## EXERCISE REQUIREMENTS
Among the entries below, find the lines holding "content" and copy them.

## INFORMATION GIVEN
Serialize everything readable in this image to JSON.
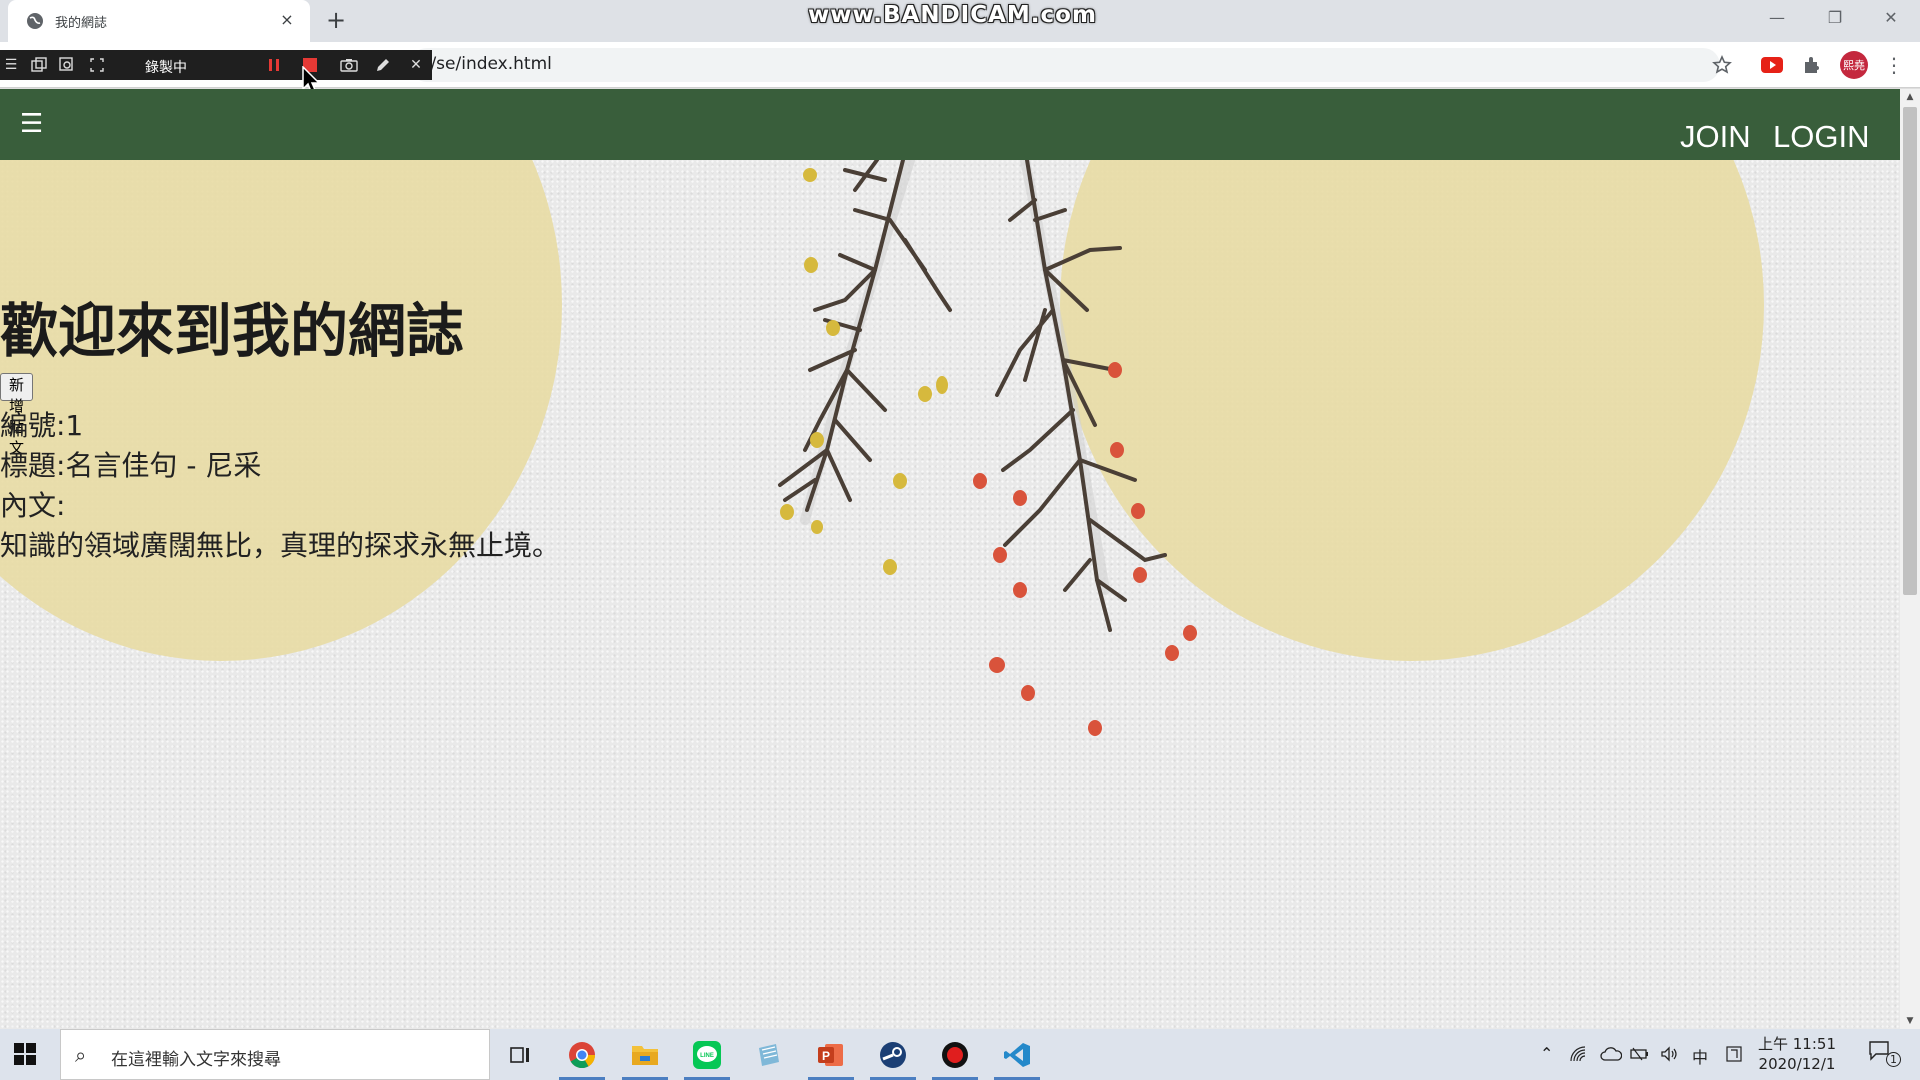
{
  "browser": {
    "tab_title": "我的網誌",
    "tab_close": "×",
    "new_tab": "+",
    "url": "e/se/index.html",
    "watermark": "www.BANDICAM.com",
    "profile_label": "熙堯",
    "window_controls": {
      "minimize": "—",
      "restore": "❐",
      "close": "✕"
    }
  },
  "recorder": {
    "status_label": "錄製中",
    "icons": [
      "menu-icon",
      "window-mode-icon",
      "region-mode-icon",
      "fullscreen-mode-icon",
      "pause-icon",
      "stop-icon",
      "camera-icon",
      "pencil-icon",
      "close-icon"
    ]
  },
  "navbar": {
    "menu_glyph": "☰",
    "join": "JOIN",
    "login": "LOGIN",
    "background_color": "#395e3b"
  },
  "page": {
    "heading": "歡迎來到我的網誌",
    "new_post_button": "新增貼文",
    "post": {
      "id_line": "編號:1",
      "title_line": "標題:名言佳句 - 尼采",
      "body_label": "內文:",
      "body_text": "知識的領域廣闊無比，真理的探求永無止境。"
    }
  },
  "taskbar": {
    "search_placeholder": "在這裡輸入文字來搜尋",
    "apps": [
      "task-view-icon",
      "chrome-icon",
      "file-explorer-icon",
      "line-icon",
      "notepad-icon",
      "powerpoint-icon",
      "steam-icon",
      "bandicam-icon",
      "vscode-icon"
    ],
    "tray": {
      "ime": "中",
      "time": "上午 11:51",
      "date": "2020/12/1",
      "notification_count": "1"
    }
  }
}
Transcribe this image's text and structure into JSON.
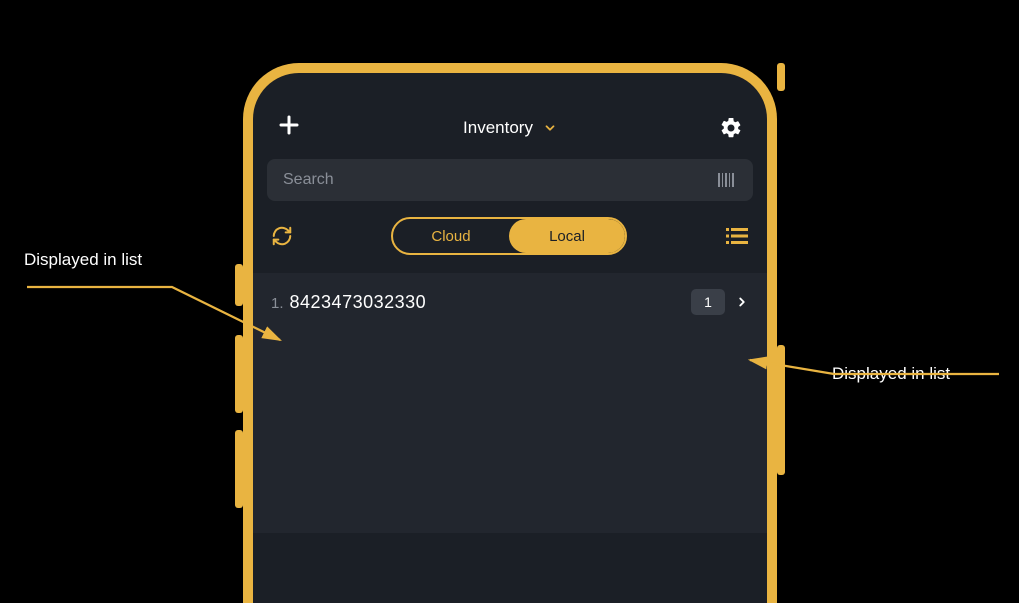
{
  "header": {
    "title": "Inventory"
  },
  "search": {
    "placeholder": "Search"
  },
  "segment": {
    "cloud_label": "Cloud",
    "local_label": "Local"
  },
  "list": {
    "items": [
      {
        "index": "1.",
        "code": "8423473032330",
        "qty": "1"
      }
    ]
  },
  "annotations": {
    "left": "Displayed in list",
    "right": "Displayed in list"
  }
}
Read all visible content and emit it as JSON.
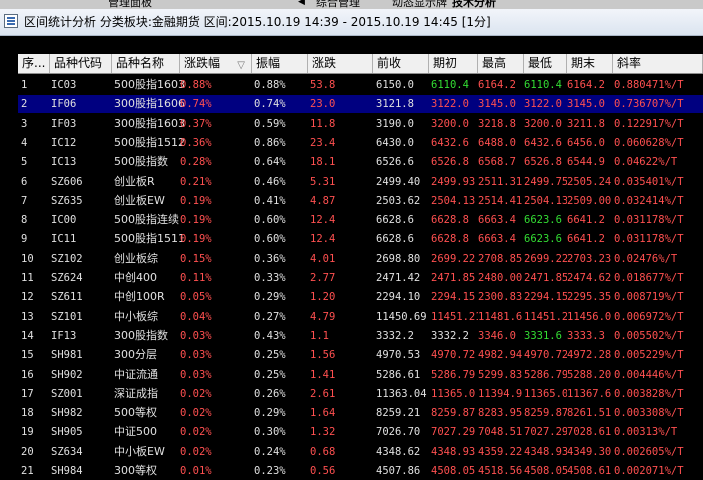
{
  "top_tabs": [
    "管理面板",
    "综合管理",
    "动态显示牌",
    "技术分析"
  ],
  "window": {
    "title": "区间统计分析  分类板块:金融期货  区间:2015.10.19 14:39 - 2015.10.19 14:45  [1分]"
  },
  "columns": [
    "序...",
    "品种代码",
    "品种名称",
    "涨跌幅",
    "振幅",
    "涨跌",
    "前收",
    "期初",
    "最高",
    "最低",
    "期末",
    "斜率"
  ],
  "sort_icon": "▽",
  "rows": [
    {
      "idx": "1",
      "code": "IC03",
      "name": "500股指1603",
      "chg": "0.88%",
      "amp": "0.88%",
      "diff": "53.8",
      "prev": "6150.0",
      "open": "6110.4",
      "high": "6164.2",
      "low": "6110.4",
      "close": "6164.2",
      "slope": "0.880471%/T",
      "oc": "dn",
      "hc": "up",
      "lc": "dn",
      "cc": "up"
    },
    {
      "idx": "2",
      "code": "IF06",
      "name": "300股指1606",
      "chg": "0.74%",
      "amp": "0.74%",
      "diff": "23.0",
      "prev": "3121.8",
      "open": "3122.0",
      "high": "3145.0",
      "low": "3122.0",
      "close": "3145.0",
      "slope": "0.736707%/T",
      "oc": "up",
      "hc": "up",
      "lc": "up",
      "cc": "up"
    },
    {
      "idx": "3",
      "code": "IF03",
      "name": "300股指1603",
      "chg": "0.37%",
      "amp": "0.59%",
      "diff": "11.8",
      "prev": "3190.0",
      "open": "3200.0",
      "high": "3218.8",
      "low": "3200.0",
      "close": "3211.8",
      "slope": "0.122917%/T",
      "oc": "up",
      "hc": "up",
      "lc": "up",
      "cc": "up"
    },
    {
      "idx": "4",
      "code": "IC12",
      "code2": "",
      "name": "500股指1512",
      "chg": "0.36%",
      "amp": "0.86%",
      "diff": "23.4",
      "prev": "6430.0",
      "open": "6432.6",
      "high": "6488.0",
      "low": "6432.6",
      "close": "6456.0",
      "slope": "0.060628%/T",
      "oc": "up",
      "hc": "up",
      "lc": "up",
      "cc": "up"
    },
    {
      "idx": "5",
      "code": "IC13",
      "name": "500股指数",
      "chg": "0.28%",
      "amp": "0.64%",
      "diff": "18.1",
      "prev": "6526.6",
      "open": "6526.8",
      "high": "6568.7",
      "low": "6526.8",
      "close": "6544.9",
      "slope": "0.04622%/T",
      "oc": "up",
      "hc": "up",
      "lc": "up",
      "cc": "up"
    },
    {
      "idx": "6",
      "code": "SZ606",
      "name": "创业板R",
      "chg": "0.21%",
      "amp": "0.46%",
      "diff": "5.31",
      "prev": "2499.40",
      "open": "2499.93",
      "high": "2511.31",
      "low": "2499.75",
      "close": "2505.24",
      "slope": "0.035401%/T",
      "oc": "up",
      "hc": "up",
      "lc": "up",
      "cc": "up"
    },
    {
      "idx": "7",
      "code": "SZ635",
      "name": "创业板EW",
      "chg": "0.19%",
      "amp": "0.41%",
      "diff": "4.87",
      "prev": "2503.62",
      "open": "2504.13",
      "high": "2514.41",
      "low": "2504.13",
      "close": "2509.00",
      "slope": "0.032414%/T",
      "oc": "up",
      "hc": "up",
      "lc": "up",
      "cc": "up"
    },
    {
      "idx": "8",
      "code": "IC00",
      "name": "500股指连续",
      "chg": "0.19%",
      "amp": "0.60%",
      "diff": "12.4",
      "prev": "6628.6",
      "open": "6628.8",
      "high": "6663.4",
      "low": "6623.6",
      "close": "6641.2",
      "slope": "0.031178%/T",
      "oc": "up",
      "hc": "up",
      "lc": "dn",
      "cc": "up"
    },
    {
      "idx": "9",
      "code": "IC11",
      "name": "500股指1511",
      "chg": "0.19%",
      "amp": "0.60%",
      "diff": "12.4",
      "prev": "6628.6",
      "open": "6628.8",
      "high": "6663.4",
      "low": "6623.6",
      "close": "6641.2",
      "slope": "0.031178%/T",
      "oc": "up",
      "hc": "up",
      "lc": "dn",
      "cc": "up"
    },
    {
      "idx": "10",
      "code": "SZ102",
      "name": "创业板综",
      "chg": "0.15%",
      "amp": "0.36%",
      "diff": "4.01",
      "prev": "2698.80",
      "open": "2699.22",
      "high": "2708.85",
      "low": "2699.22",
      "close": "2703.23",
      "slope": "0.02476%/T",
      "oc": "up",
      "hc": "up",
      "lc": "up",
      "cc": "up"
    },
    {
      "idx": "11",
      "code": "SZ624",
      "name": "中创400",
      "chg": "0.11%",
      "amp": "0.33%",
      "diff": "2.77",
      "prev": "2471.42",
      "open": "2471.85",
      "high": "2480.00",
      "low": "2471.85",
      "close": "2474.62",
      "slope": "0.018677%/T",
      "oc": "up",
      "hc": "up",
      "lc": "up",
      "cc": "up"
    },
    {
      "idx": "12",
      "code": "SZ611",
      "name": "中创100R",
      "chg": "0.05%",
      "amp": "0.29%",
      "diff": "1.20",
      "prev": "2294.10",
      "open": "2294.15",
      "high": "2300.83",
      "low": "2294.15",
      "close": "2295.35",
      "slope": "0.008719%/T",
      "oc": "up",
      "hc": "up",
      "lc": "up",
      "cc": "up"
    },
    {
      "idx": "13",
      "code": "SZ101",
      "name": "中小板综",
      "chg": "0.04%",
      "amp": "0.27%",
      "diff": "4.79",
      "prev": "11450.69",
      "open": "11451.21",
      "high": "11481.6",
      "low": "11451.2",
      "close": "11456.0",
      "slope": "0.006972%/T",
      "oc": "up",
      "hc": "up",
      "lc": "up",
      "cc": "up"
    },
    {
      "idx": "14",
      "code": "IF13",
      "name": "300股指数",
      "chg": "0.03%",
      "amp": "0.43%",
      "diff": "1.1",
      "prev": "3332.2",
      "open": "3332.2",
      "high": "3346.0",
      "low": "3331.6",
      "close": "3333.3",
      "slope": "0.005502%/T",
      "oc": "w",
      "hc": "up",
      "lc": "dn",
      "cc": "up"
    },
    {
      "idx": "15",
      "code": "SH981",
      "name": "300分层",
      "chg": "0.03%",
      "amp": "0.25%",
      "diff": "1.56",
      "prev": "4970.53",
      "open": "4970.72",
      "high": "4982.94",
      "low": "4970.72",
      "close": "4972.28",
      "slope": "0.005229%/T",
      "oc": "up",
      "hc": "up",
      "lc": "up",
      "cc": "up"
    },
    {
      "idx": "16",
      "code": "SH902",
      "name": "中证流通",
      "chg": "0.03%",
      "amp": "0.25%",
      "diff": "1.41",
      "prev": "5286.61",
      "open": "5286.79",
      "high": "5299.83",
      "low": "5286.79",
      "close": "5288.20",
      "slope": "0.004446%/T",
      "oc": "up",
      "hc": "up",
      "lc": "up",
      "cc": "up"
    },
    {
      "idx": "17",
      "code": "SZ001",
      "name": "深证成指",
      "chg": "0.02%",
      "amp": "0.26%",
      "diff": "2.61",
      "prev": "11363.04",
      "open": "11365.0",
      "high": "11394.9",
      "low": "11365.0",
      "close": "11367.6",
      "slope": "0.003828%/T",
      "oc": "up",
      "hc": "up",
      "lc": "up",
      "cc": "up"
    },
    {
      "idx": "18",
      "code": "SH982",
      "name": "500等权",
      "chg": "0.02%",
      "amp": "0.29%",
      "diff": "1.64",
      "prev": "8259.21",
      "open": "8259.87",
      "high": "8283.95",
      "low": "8259.87",
      "close": "8261.51",
      "slope": "0.003308%/T",
      "oc": "up",
      "hc": "up",
      "lc": "up",
      "cc": "up"
    },
    {
      "idx": "19",
      "code": "SH905",
      "name": "中证500",
      "chg": "0.02%",
      "amp": "0.30%",
      "diff": "1.32",
      "prev": "7026.70",
      "open": "7027.29",
      "high": "7048.51",
      "low": "7027.29",
      "close": "7028.61",
      "slope": "0.00313%/T",
      "oc": "up",
      "hc": "up",
      "lc": "up",
      "cc": "up"
    },
    {
      "idx": "20",
      "code": "SZ634",
      "name": "中小板EW",
      "chg": "0.02%",
      "amp": "0.24%",
      "diff": "0.68",
      "prev": "4348.62",
      "open": "4348.93",
      "high": "4359.22",
      "low": "4348.93",
      "close": "4349.30",
      "slope": "0.002605%/T",
      "oc": "up",
      "hc": "up",
      "lc": "up",
      "cc": "up"
    },
    {
      "idx": "21",
      "code": "SH984",
      "name": "300等权",
      "chg": "0.01%",
      "amp": "0.23%",
      "diff": "0.56",
      "prev": "4507.86",
      "open": "4508.05",
      "high": "4518.56",
      "low": "4508.05",
      "close": "4508.61",
      "slope": "0.002071%/T",
      "oc": "up",
      "hc": "up",
      "lc": "up",
      "cc": "up"
    }
  ]
}
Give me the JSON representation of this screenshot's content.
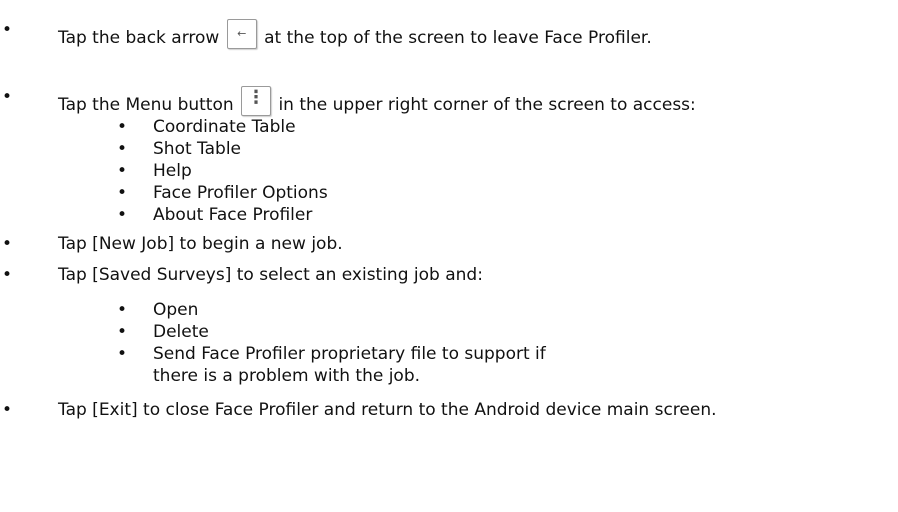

## ANSWER TO THIS TASK
Read all visible content and emit it as JSON.
Give me the JSON representation of this screenshot's content.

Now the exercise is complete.